well modelled with shallow sides rising from a short foot, the flat centre of the interior finely moulded with a keyfret band encircling a striding Buddhist lion reaching towards a beribboned brocade ball, the mythical scene further highlighted with scrolling motifs, applied with a clear creamy-white glaze pooling in areas, the rim with a metal band
Galaxie Company, Hong Kong, 26th November 1988.
Another Jin dynasty moulded Dingyao dish with a design of frolicking lions in the National Palace Museum, Taipei, was included in the Museum’s exhibition Decorated Porcelains of Dingzhou. White Ding Wares from the Collection of the National Palace Museum
, Taipei, 2014, cat. no. II-118. It is larger (17.5 cm) than the current dish, sharing similar iconography as the current dish, but differing in that it is decorated at the cavetto with keyfret and classic scroll bands.

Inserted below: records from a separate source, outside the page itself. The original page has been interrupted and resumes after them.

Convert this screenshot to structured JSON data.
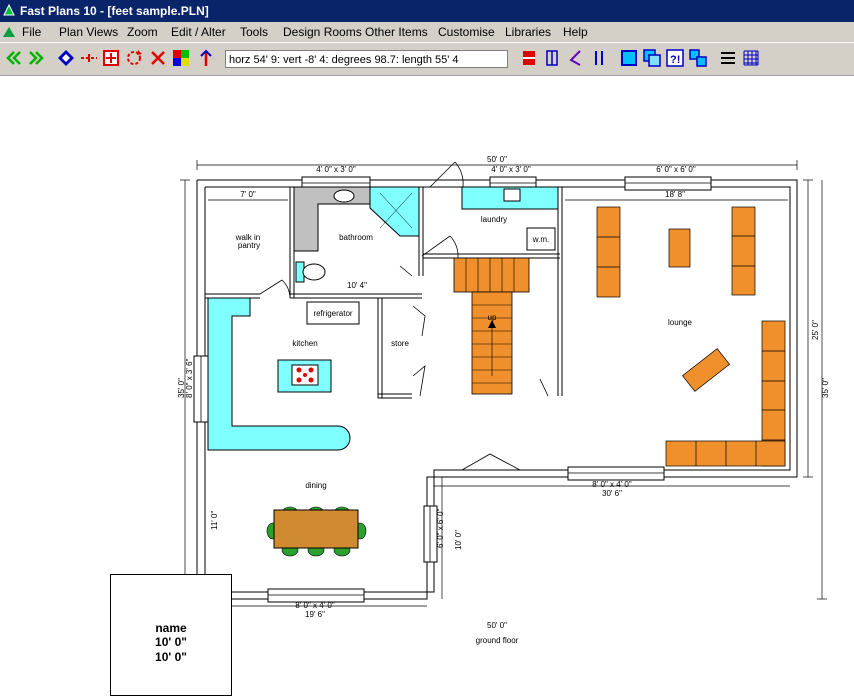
{
  "window": {
    "title": "Fast Plans 10 - [feet sample.PLN]"
  },
  "menu": [
    "File",
    "Plan Views",
    "Zoom",
    "Edit / Alter",
    "Tools",
    "Design Rooms",
    "Other Items",
    "Customise",
    "Libraries",
    "Help"
  ],
  "readout": "horz 54' 9: vert -8' 4: degrees 98.7: length 55' 4",
  "plan": {
    "rooms": {
      "walk_in_pantry_1": "walk in",
      "walk_in_pantry_2": "pantry",
      "bathroom": "bathroom",
      "laundry": "laundry",
      "wm": "w.m.",
      "refrigerator": "refrigerator",
      "kitchen": "kitchen",
      "store": "store",
      "up": "up",
      "lounge": "lounge",
      "dining": "dining",
      "ground_floor": "ground floor"
    },
    "dims": {
      "d_top_overall": "50' 0\"",
      "d_top_w1": "4' 0\" x 3' 0\"",
      "d_top_w2": "4' 0\" x 3' 0\"",
      "d_top_w3": "6' 0\" x 6' 0\"",
      "d_lounge_w": "18' 8\"",
      "d_pantry": "7' 0\"",
      "d_bath": "10' 4\"",
      "d_left_overall": "35' 0\"",
      "d_left_window": "8' 0\" x 3' 6\"",
      "d_dining_h": "11' 0\"",
      "d_mid_window": "6' 0\" x 6' 0\"",
      "d_mid_h": "10' 0\"",
      "d_right_25": "25' 0\"",
      "d_right_35": "35' 0\"",
      "d_lounge_win": "8' 0\" x 4' 0\"",
      "d_30_6": "30' 6\"",
      "d_dining_win": "8' 0\" x 4' 0\"",
      "d_19_6": "19' 6\"",
      "d_bottom_overall": "50' 0\""
    },
    "name_box": {
      "name": "name",
      "w": "10' 0\"",
      "h": "10' 0\""
    }
  },
  "colors": {
    "titlebar": "#0a246a",
    "chrome": "#d4d0c8",
    "counter": "#80ffff",
    "furniture": "#f0902c",
    "wood": "#d08a30",
    "gray": "#c0c0c0",
    "chair": "#2ca02c"
  }
}
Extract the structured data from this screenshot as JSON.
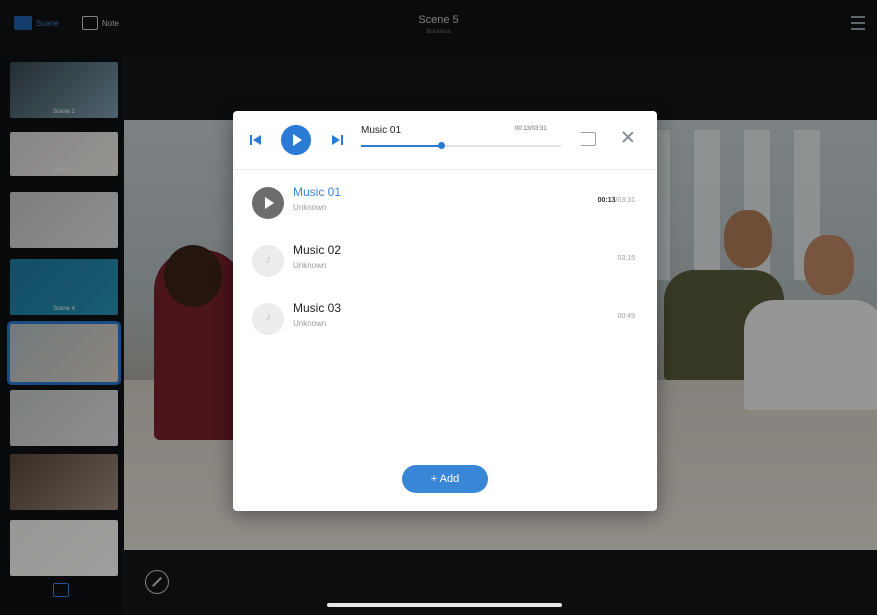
{
  "topbar": {
    "scene_tab": "Scene",
    "note_tab": "Note",
    "scene_title": "Scene 5",
    "scene_subtitle": "Business"
  },
  "sidebar": {
    "thumbnails": [
      {
        "caption": "Scene 1",
        "colors": [
          "#3b4a54",
          "#7fa0b0"
        ]
      },
      {
        "caption": "Scene 2",
        "colors": [
          "#d9d9d6",
          "#f0eeea"
        ]
      },
      {
        "caption": "",
        "colors": [
          "#c9cdd0",
          "#e4e6e8"
        ]
      },
      {
        "caption": "Scene 4",
        "colors": [
          "#1f7fa6",
          "#2a95b8"
        ]
      },
      {
        "caption": "",
        "colors": [
          "#b9c4c8",
          "#e0d8cc"
        ],
        "active": true
      },
      {
        "caption": "",
        "colors": [
          "#c9cdd0",
          "#e4e6e8"
        ]
      },
      {
        "caption": "",
        "colors": [
          "#5a4a3a",
          "#a09080"
        ]
      },
      {
        "caption": "",
        "colors": [
          "#f4f4f2",
          "#ffffff"
        ]
      }
    ]
  },
  "player": {
    "now_title": "Music 01",
    "now_time": "00:13/03:31",
    "progress": 0.4
  },
  "tracks": [
    {
      "name": "Music 01",
      "artist": "Unknown",
      "elapsed": "00:13",
      "duration": "/03:31",
      "playing": true
    },
    {
      "name": "Music 02",
      "artist": "Unknown",
      "elapsed": "",
      "duration": "03:15",
      "playing": false
    },
    {
      "name": "Music 03",
      "artist": "Unknown",
      "elapsed": "",
      "duration": "00:49",
      "playing": false
    }
  ],
  "add_label": "+ Add",
  "colors": {
    "accent": "#2b7bd6",
    "modal_bg": "#ffffff",
    "app_bg": "#141617"
  }
}
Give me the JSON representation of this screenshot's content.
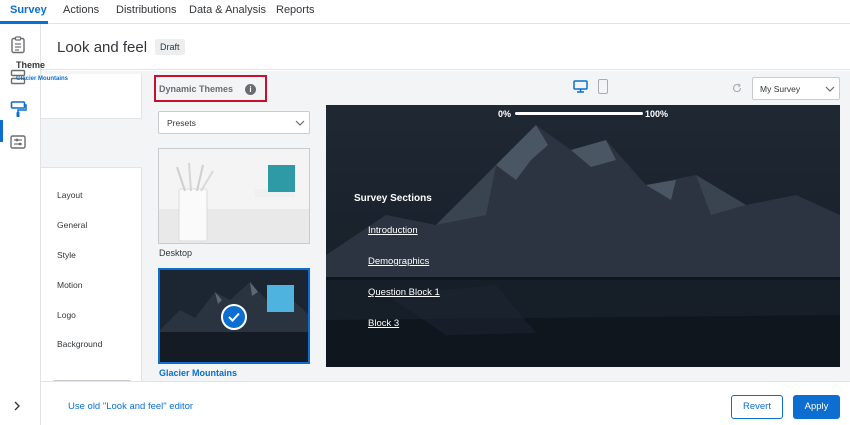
{
  "nav": {
    "tabs": [
      "Survey",
      "Actions",
      "Distributions",
      "Data & Analysis",
      "Reports"
    ],
    "active_index": 0
  },
  "rail": {
    "icons": [
      "survey-icon",
      "blocks-icon",
      "look-and-feel-icon",
      "survey-options-icon"
    ],
    "active_icon": "look-and-feel-icon",
    "expand_icon": "chevron-right-icon"
  },
  "header": {
    "title": "Look and feel",
    "badge": "Draft"
  },
  "settings": {
    "theme_label": "Theme",
    "theme_value": "Glacier Mountains",
    "items": [
      "Layout",
      "General",
      "Style",
      "Motion",
      "Logo",
      "Background"
    ]
  },
  "themes": {
    "heading": "Dynamic Themes",
    "info_glyph": "i",
    "dropdown_value": "Presets",
    "cards": [
      {
        "name": "Desktop",
        "swatch_color": "#2e9aa6",
        "selected": false
      },
      {
        "name": "Glacier Mountains",
        "swatch_color": "#4fb3e0",
        "selected": true
      }
    ]
  },
  "preview": {
    "devices": [
      "desktop-icon",
      "mobile-icon"
    ],
    "active_device": "desktop-icon",
    "survey_select_value": "My Survey",
    "progress_start": "0%",
    "progress_end": "100%",
    "sections_title": "Survey Sections",
    "sections": [
      "Introduction",
      "Demographics",
      "Question Block 1",
      "Block 3"
    ]
  },
  "footer": {
    "old_editor_link": "Use old \"Look and feel\" editor",
    "revert_label": "Revert",
    "apply_label": "Apply"
  },
  "colors": {
    "accent": "#0b6ed0",
    "highlight_box": "#c8102e"
  }
}
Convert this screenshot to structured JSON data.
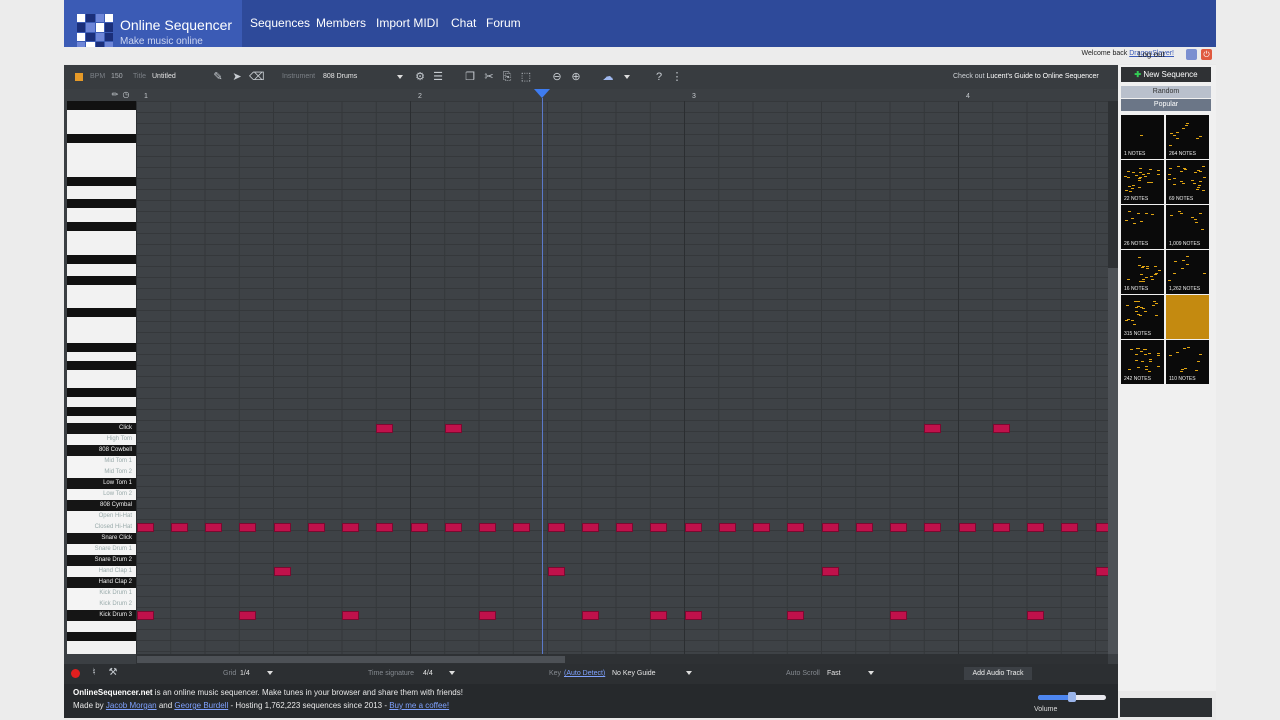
{
  "site": {
    "title": "Online Sequencer",
    "subtitle": "Make music online"
  },
  "nav": [
    {
      "label": "Sequences"
    },
    {
      "label": "Members"
    },
    {
      "label": "Import MIDI"
    },
    {
      "label": "Chat"
    },
    {
      "label": "Forum"
    }
  ],
  "account": {
    "welcome_prefix": "Welcome back ",
    "username": "DragonSlayer!",
    "logout": "Log out"
  },
  "toolbar": {
    "bpm_label": "BPM",
    "bpm_value": "150",
    "title_label": "Title",
    "title_value": "Untitled",
    "instrument_label": "Instrument",
    "instrument_value": "808 Drums",
    "checkout_prefix": "Check out ",
    "checkout_link": "Lucent's Guide to Online Sequencer"
  },
  "ruler": {
    "bars": [
      "1",
      "2",
      "3",
      "4"
    ]
  },
  "drum_rows": [
    {
      "label": "Click",
      "dark": true
    },
    {
      "label": "High Tom",
      "dark": false
    },
    {
      "label": "808 Cowbell",
      "dark": true
    },
    {
      "label": "Mid Tom 1",
      "dark": false
    },
    {
      "label": "Mid Tom 2",
      "dark": false
    },
    {
      "label": "Low Tom 1",
      "dark": true
    },
    {
      "label": "Low Tom 2",
      "dark": false
    },
    {
      "label": "808 Cymbal",
      "dark": true
    },
    {
      "label": "Open Hi-Hat",
      "dark": false
    },
    {
      "label": "Closed Hi-Hat",
      "dark": false
    },
    {
      "label": "Snare Click",
      "dark": true
    },
    {
      "label": "Snare Drum 1",
      "dark": false
    },
    {
      "label": "Snare Drum 2",
      "dark": true
    },
    {
      "label": "Hand Clap 1",
      "dark": false
    },
    {
      "label": "Hand Clap 2",
      "dark": true
    },
    {
      "label": "Kick Drum 1",
      "dark": false
    },
    {
      "label": "Kick Drum 2",
      "dark": false
    },
    {
      "label": "Kick Drum 3",
      "dark": true
    }
  ],
  "notes": {
    "Click": [
      7,
      9,
      23,
      25
    ],
    "Closed Hi-Hat": [
      0,
      1,
      2,
      3,
      4,
      5,
      6,
      7,
      8,
      9,
      10,
      11,
      12,
      13,
      14,
      15,
      16,
      17,
      18,
      19,
      20,
      21,
      22,
      23,
      24,
      25,
      26,
      27,
      28
    ],
    "Hand Clap 1": [
      4,
      12,
      20,
      28
    ],
    "Kick Drum 3": [
      0,
      3,
      6,
      10,
      13,
      15,
      16,
      19,
      22,
      26
    ]
  },
  "bottom": {
    "grid_label": "Grid",
    "grid_value": "1/4",
    "timesig_label": "Time signature",
    "timesig_value": "4/4",
    "key_label": "Key",
    "key_detect": "(Auto Detect)",
    "key_value": "No Key Guide",
    "autoscroll_label": "Auto Scroll",
    "autoscroll_value": "Fast",
    "add_audio": "Add Audio Track"
  },
  "footer": {
    "brand": "OnlineSequencer.net",
    "tagline": " is an online music sequencer. Make tunes in your browser and share them with friends!",
    "made_by": "Made by ",
    "author1": "Jacob Morgan",
    "and": " and ",
    "author2": "George Burdell",
    "hosting": " - Hosting 1,762,223 sequences since 2013 - ",
    "coffee": "Buy me a coffee!"
  },
  "volume": {
    "label": "Volume",
    "level": 0.5
  },
  "sidebar": {
    "new_sequence": "New Sequence",
    "tabs": [
      "Random",
      "Popular"
    ],
    "thumbs": [
      {
        "caption": "1 NOTES"
      },
      {
        "caption": "264 NOTES"
      },
      {
        "caption": "22 NOTES"
      },
      {
        "caption": "69 NOTES"
      },
      {
        "caption": "26 NOTES"
      },
      {
        "caption": "1,009 NOTES"
      },
      {
        "caption": "16 NOTES"
      },
      {
        "caption": "1,262 NOTES"
      },
      {
        "caption": "315 NOTES"
      },
      {
        "caption": ""
      },
      {
        "caption": "242 NOTES"
      },
      {
        "caption": "110 NOTES"
      }
    ]
  },
  "colors": {
    "note": "#c0114b",
    "topbar": "#2e4a9a",
    "accent": "#3e7cf0"
  }
}
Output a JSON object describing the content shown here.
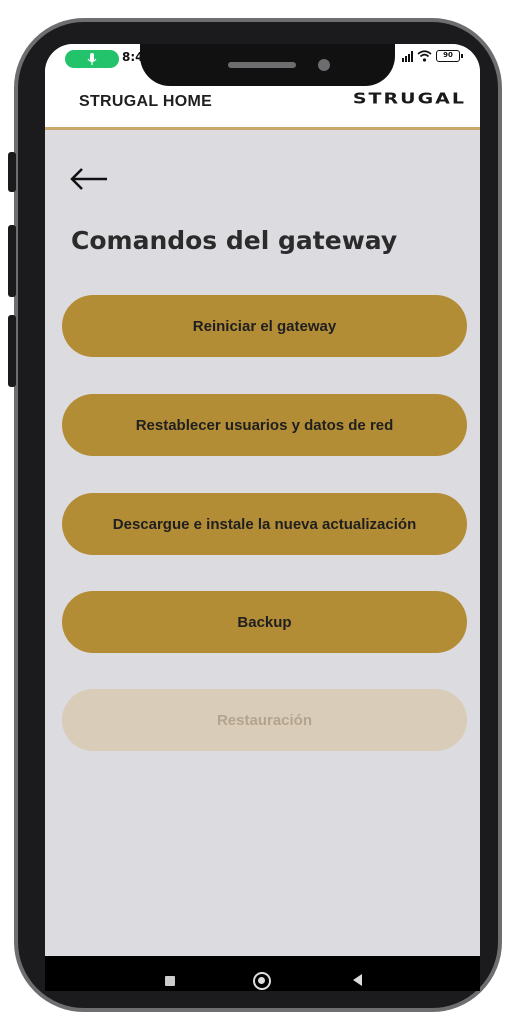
{
  "status_bar": {
    "time": "8:4",
    "battery": "90"
  },
  "app_bar": {
    "title": "STRUGAL HOME",
    "logo_text": "STRUGAL"
  },
  "page": {
    "title": "Comandos del gateway"
  },
  "commands": [
    {
      "label": "Reiniciar el gateway",
      "enabled": true
    },
    {
      "label": "Restablecer usuarios y datos de red",
      "enabled": true
    },
    {
      "label": "Descargue e instale la nueva actualización",
      "enabled": true
    },
    {
      "label": "Backup",
      "enabled": true
    },
    {
      "label": "Restauración",
      "enabled": false
    }
  ],
  "colors": {
    "accent": "#b38d36",
    "accent_disabled": "#d9ccb9",
    "background": "#dcdbe0",
    "divider": "#c9a769"
  },
  "icons": {
    "back": "arrow-left-icon",
    "mic": "mic-icon",
    "signal": "signal-icon",
    "wifi": "wifi-icon",
    "battery": "battery-icon"
  }
}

Production of Ding ware consisted mostly of small utilitarian wares such as dishes and bowls initially left undecorated or hand carved in the 10th to 12th centuries. From the late Northern Song period, craftsmen moved away from incised decoration to using mushroom-shaped moulds which were similar to those used for casting gold and silver vessels. The clay was pressed onto the relief-decorated mould before the edges were trimmed down, to ensure the piece retained the form as well as the thinness and lightness of precious materials. This technique allowed for the manufacture of a large number of vessels, thereby satisfying the demand of the market.